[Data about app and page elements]
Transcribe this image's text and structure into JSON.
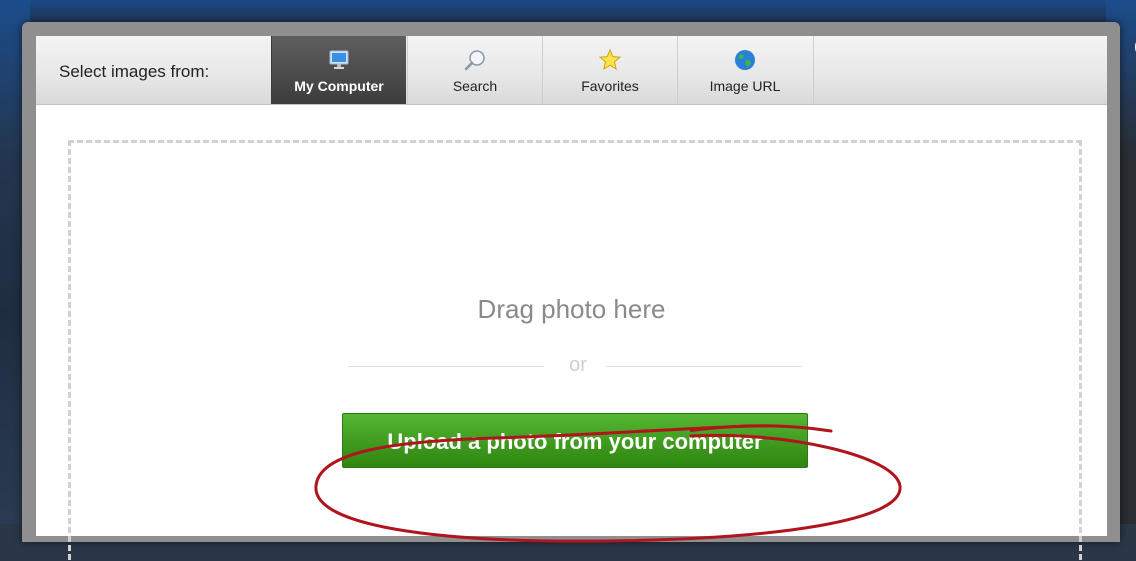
{
  "dialog": {
    "select_label": "Select images from:",
    "tabs": [
      {
        "label": "My Computer",
        "icon": "monitor-icon",
        "active": true
      },
      {
        "label": "Search",
        "icon": "magnifier-icon",
        "active": false
      },
      {
        "label": "Favorites",
        "icon": "star-icon",
        "active": false
      },
      {
        "label": "Image URL",
        "icon": "globe-icon",
        "active": false
      }
    ],
    "close_icon": "close-icon"
  },
  "dropzone": {
    "drag_text": "Drag photo here",
    "or_text": "or",
    "upload_button": "Upload a photo from your computer"
  },
  "colors": {
    "upload_button": "#3f9a1e",
    "annotation": "#b0141d",
    "active_tab": "#4a4a4a"
  }
}
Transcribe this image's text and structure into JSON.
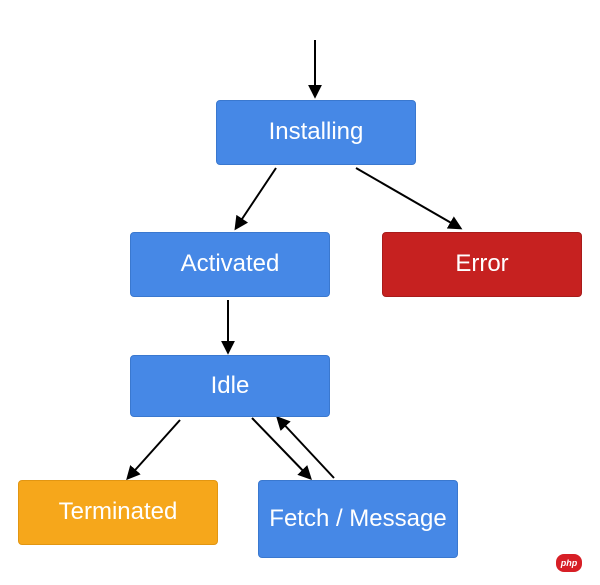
{
  "nodes": {
    "installing": "Installing",
    "activated": "Activated",
    "error": "Error",
    "idle": "Idle",
    "terminated": "Terminated",
    "fetch": "Fetch / Message"
  },
  "badge": "php",
  "colors": {
    "blue": "#4688e6",
    "red": "#c62120",
    "orange": "#f6a71b"
  },
  "edges": [
    {
      "from": "entry",
      "to": "installing"
    },
    {
      "from": "installing",
      "to": "activated"
    },
    {
      "from": "installing",
      "to": "error"
    },
    {
      "from": "activated",
      "to": "idle"
    },
    {
      "from": "idle",
      "to": "terminated"
    },
    {
      "from": "idle",
      "to": "fetch",
      "bidirectional": true
    }
  ]
}
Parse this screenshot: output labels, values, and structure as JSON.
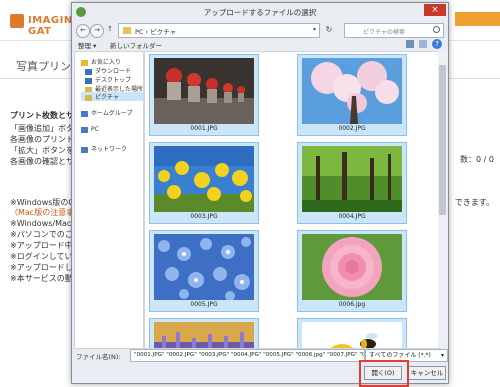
{
  "background_page": {
    "logo_text": "IMAGING GAT",
    "title": "写真プリント",
    "lines": [
      {
        "text": "プリント枚数とサイ",
        "style": "bold"
      },
      {
        "text": "「画像追加」ボタン",
        "style": "normal"
      },
      {
        "text": "各画像のプリントサ",
        "style": "normal"
      },
      {
        "text": "「拡大」ボタンを押",
        "style": "normal"
      },
      {
        "text": "各画像の確認とサイ",
        "style": "normal"
      },
      {
        "text": "※Windows版のGoo",
        "style": "normal"
      },
      {
        "text": "（Mac版の注意事項",
        "style": "orange"
      },
      {
        "text": "※Windows/Mac版",
        "style": "normal"
      },
      {
        "text": "※パソコンでのご利",
        "style": "normal"
      },
      {
        "text": "※アップロード中に",
        "style": "normal"
      },
      {
        "text": "※ログインしている",
        "style": "normal"
      },
      {
        "text": "※アップロードした",
        "style": "normal"
      },
      {
        "text": "※本サービスの動作",
        "style": "normal"
      }
    ],
    "right_count": "数：0 / 0",
    "right_note": "できます。"
  },
  "dialog": {
    "title": "アップロードするファイルの選択",
    "close_glyph": "×",
    "nav": {
      "back": "←",
      "forward": "→",
      "up": "↑"
    },
    "address_path": "PC › ピクチャ",
    "address_dropdown": "▾",
    "refresh_glyph": "↻",
    "search_placeholder": "ピクチャの検索",
    "toolbar": {
      "organize": "整理 ▾",
      "new_folder": "新しいフォルダー",
      "help": "?"
    },
    "nav_pane": [
      {
        "label": "お気に入り",
        "icon": "star-icon",
        "color": "#e8b830",
        "selected": false
      },
      {
        "label": "ダウンロード",
        "icon": "download-folder-icon",
        "color": "#3b6fc2",
        "selected": false
      },
      {
        "label": "デスクトップ",
        "icon": "desktop-icon",
        "color": "#3b6fc2",
        "selected": false
      },
      {
        "label": "最近表示した場所",
        "icon": "recent-places-icon",
        "color": "#d8b84a",
        "selected": false
      },
      {
        "label": "ピクチャ",
        "icon": "pictures-folder-icon",
        "color": "#d8b84a",
        "selected": true
      },
      {
        "label": "ホームグループ",
        "icon": "homegroup-icon",
        "color": "#3b7bd5",
        "selected": false
      },
      {
        "label": "PC",
        "icon": "pc-icon",
        "color": "#4a7ab8",
        "selected": false
      },
      {
        "label": "ネットワーク",
        "icon": "network-icon",
        "color": "#4a7ab8",
        "selected": false
      }
    ],
    "files": [
      {
        "name": "0001.JPG",
        "subject": "red knit-capped jizo statues"
      },
      {
        "name": "0002.JPG",
        "subject": "cherry blossoms"
      },
      {
        "name": "0003.JPG",
        "subject": "yellow rapeseed flowers and blue sky"
      },
      {
        "name": "0004.JPG",
        "subject": "green forest"
      },
      {
        "name": "0005.JPG",
        "subject": "blue nemophila flowers"
      },
      {
        "name": "0006.jpg",
        "subject": "pink rose"
      },
      {
        "name": "",
        "subject": "lavender field"
      },
      {
        "name": "",
        "subject": "bee on yellow flower"
      }
    ],
    "filename_label": "ファイル名(N):",
    "filename_value": "\"0001.JPG\" \"0002.JPG\" \"0003.JPG\" \"0004.JPG\" \"0005.JPG\" \"0006.jpg\" \"0007.JPG\" \"0008.JPG\"",
    "filetype_value": "すべてのファイル (*.*)",
    "filetype_arrow": "▾",
    "open_button": "開く(O)",
    "cancel_button": "キャンセル"
  }
}
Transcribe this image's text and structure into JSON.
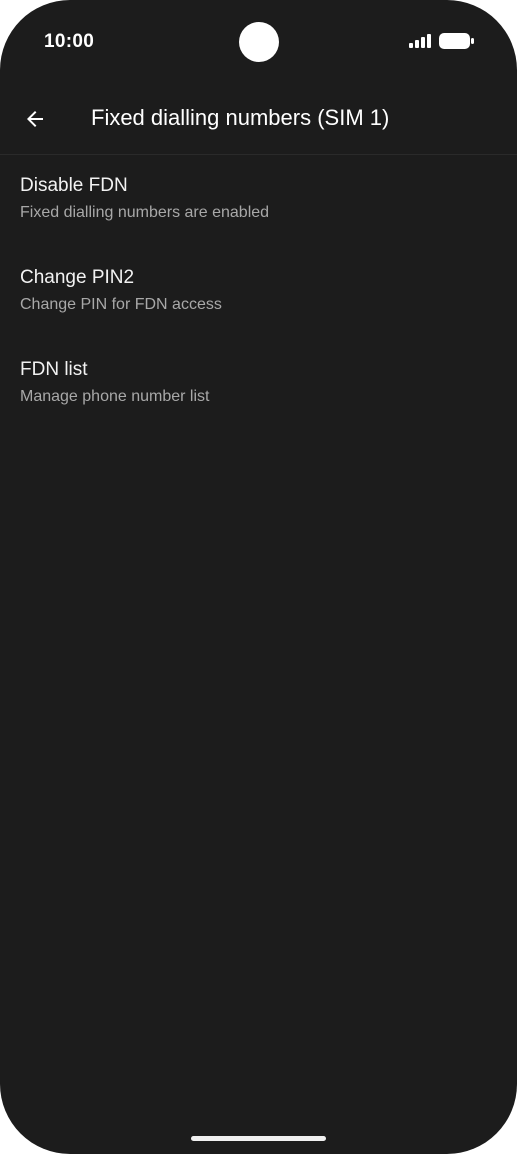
{
  "status_bar": {
    "time": "10:00",
    "signal_icon": "signal-icon",
    "battery_icon": "battery-icon"
  },
  "app_bar": {
    "back_icon": "arrow-back-icon",
    "title": "Fixed dialling numbers (SIM 1)"
  },
  "settings": {
    "items": [
      {
        "title": "Disable FDN",
        "summary": "Fixed dialling numbers are enabled"
      },
      {
        "title": "Change PIN2",
        "summary": "Change PIN for FDN access"
      },
      {
        "title": "FDN list",
        "summary": "Manage phone number list"
      }
    ]
  },
  "colors": {
    "background": "#1c1c1c",
    "title_text": "#f2f2f2",
    "summary_text": "#a8a8a8"
  }
}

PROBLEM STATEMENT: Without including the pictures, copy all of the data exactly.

SOLVED PROBLEM:
Transcribe this image's text and structure into JSON.
{
  "dialog": {
    "select_label": "Select images from:",
    "tabs": [
      {
        "label": "My Computer",
        "icon": "monitor-icon",
        "active": true
      },
      {
        "label": "Search",
        "icon": "magnifier-icon",
        "active": false
      },
      {
        "label": "Favorites",
        "icon": "star-icon",
        "active": false
      },
      {
        "label": "Image URL",
        "icon": "globe-icon",
        "active": false
      }
    ],
    "close_icon": "close-icon"
  },
  "dropzone": {
    "drag_text": "Drag photo here",
    "or_text": "or",
    "upload_button": "Upload a photo from your computer"
  },
  "colors": {
    "upload_button": "#3f9a1e",
    "annotation": "#b0141d",
    "active_tab": "#4a4a4a"
  }
}
Transcribe this image's text and structure into JSON.
{
  "nodes": {
    "installing": "Installing",
    "activated": "Activated",
    "error": "Error",
    "idle": "Idle",
    "terminated": "Terminated",
    "fetch": "Fetch / Message"
  },
  "badge": "php",
  "colors": {
    "blue": "#4688e6",
    "red": "#c62120",
    "orange": "#f6a71b"
  },
  "edges": [
    {
      "from": "entry",
      "to": "installing"
    },
    {
      "from": "installing",
      "to": "activated"
    },
    {
      "from": "installing",
      "to": "error"
    },
    {
      "from": "activated",
      "to": "idle"
    },
    {
      "from": "idle",
      "to": "terminated"
    },
    {
      "from": "idle",
      "to": "fetch",
      "bidirectional": true
    }
  ]
}
Parse this screenshot: output labels, values, and structure as JSON.
{
  "background_page": {
    "logo_text": "IMAGING GAT",
    "title": "写真プリント",
    "lines": [
      {
        "text": "プリント枚数とサイ",
        "style": "bold"
      },
      {
        "text": "「画像追加」ボタン",
        "style": "normal"
      },
      {
        "text": "各画像のプリントサ",
        "style": "normal"
      },
      {
        "text": "「拡大」ボタンを押",
        "style": "normal"
      },
      {
        "text": "各画像の確認とサイ",
        "style": "normal"
      },
      {
        "text": "※Windows版のGoo",
        "style": "normal"
      },
      {
        "text": "（Mac版の注意事項",
        "style": "orange"
      },
      {
        "text": "※Windows/Mac版",
        "style": "normal"
      },
      {
        "text": "※パソコンでのご利",
        "style": "normal"
      },
      {
        "text": "※アップロード中に",
        "style": "normal"
      },
      {
        "text": "※ログインしている",
        "style": "normal"
      },
      {
        "text": "※アップロードした",
        "style": "normal"
      },
      {
        "text": "※本サービスの動作",
        "style": "normal"
      }
    ],
    "right_count": "数：0 / 0",
    "right_note": "できます。"
  },
  "dialog": {
    "title": "アップロードするファイルの選択",
    "close_glyph": "×",
    "nav": {
      "back": "←",
      "forward": "→",
      "up": "↑"
    },
    "address_path": "PC › ピクチャ",
    "address_dropdown": "▾",
    "refresh_glyph": "↻",
    "search_placeholder": "ピクチャの検索",
    "toolbar": {
      "organize": "整理 ▾",
      "new_folder": "新しいフォルダー",
      "help": "?"
    },
    "nav_pane": [
      {
        "label": "お気に入り",
        "icon": "star-icon",
        "color": "#e8b830",
        "selected": false
      },
      {
        "label": "ダウンロード",
        "icon": "download-folder-icon",
        "color": "#3b6fc2",
        "selected": false
      },
      {
        "label": "デスクトップ",
        "icon": "desktop-icon",
        "color": "#3b6fc2",
        "selected": false
      },
      {
        "label": "最近表示した場所",
        "icon": "recent-places-icon",
        "color": "#d8b84a",
        "selected": false
      },
      {
        "label": "ピクチャ",
        "icon": "pictures-folder-icon",
        "color": "#d8b84a",
        "selected": true
      },
      {
        "label": "ホームグループ",
        "icon": "homegroup-icon",
        "color": "#3b7bd5",
        "selected": false
      },
      {
        "label": "PC",
        "icon": "pc-icon",
        "color": "#4a7ab8",
        "selected": false
      },
      {
        "label": "ネットワーク",
        "icon": "network-icon",
        "color": "#4a7ab8",
        "selected": false
      }
    ],
    "files": [
      {
        "name": "0001.JPG",
        "subject": "red knit-capped jizo statues"
      },
      {
        "name": "0002.JPG",
        "subject": "cherry blossoms"
      },
      {
        "name": "0003.JPG",
        "subject": "yellow rapeseed flowers and blue sky"
      },
      {
        "name": "0004.JPG",
        "subject": "green forest"
      },
      {
        "name": "0005.JPG",
        "subject": "blue nemophila flowers"
      },
      {
        "name": "0006.jpg",
        "subject": "pink rose"
      },
      {
        "name": "",
        "subject": "lavender field"
      },
      {
        "name": "",
        "subject": "bee on yellow flower"
      }
    ],
    "filename_label": "ファイル名(N):",
    "filename_value": "\"0001.JPG\" \"0002.JPG\" \"0003.JPG\" \"0004.JPG\" \"0005.JPG\" \"0006.jpg\" \"0007.JPG\" \"0008.JPG\"",
    "filetype_value": "すべてのファイル (*.*)",
    "filetype_arrow": "▾",
    "open_button": "開く(O)",
    "cancel_button": "キャンセル"
  }
}
Transcribe this image's text and structure into JSON.
{
  "status_bar": {
    "time": "10:00",
    "signal_icon": "signal-icon",
    "battery_icon": "battery-icon"
  },
  "app_bar": {
    "back_icon": "arrow-back-icon",
    "title": "Fixed dialling numbers (SIM 1)"
  },
  "settings": {
    "items": [
      {
        "title": "Disable FDN",
        "summary": "Fixed dialling numbers are enabled"
      },
      {
        "title": "Change PIN2",
        "summary": "Change PIN for FDN access"
      },
      {
        "title": "FDN list",
        "summary": "Manage phone number list"
      }
    ]
  },
  "colors": {
    "background": "#1c1c1c",
    "title_text": "#f2f2f2",
    "summary_text": "#a8a8a8"
  }
}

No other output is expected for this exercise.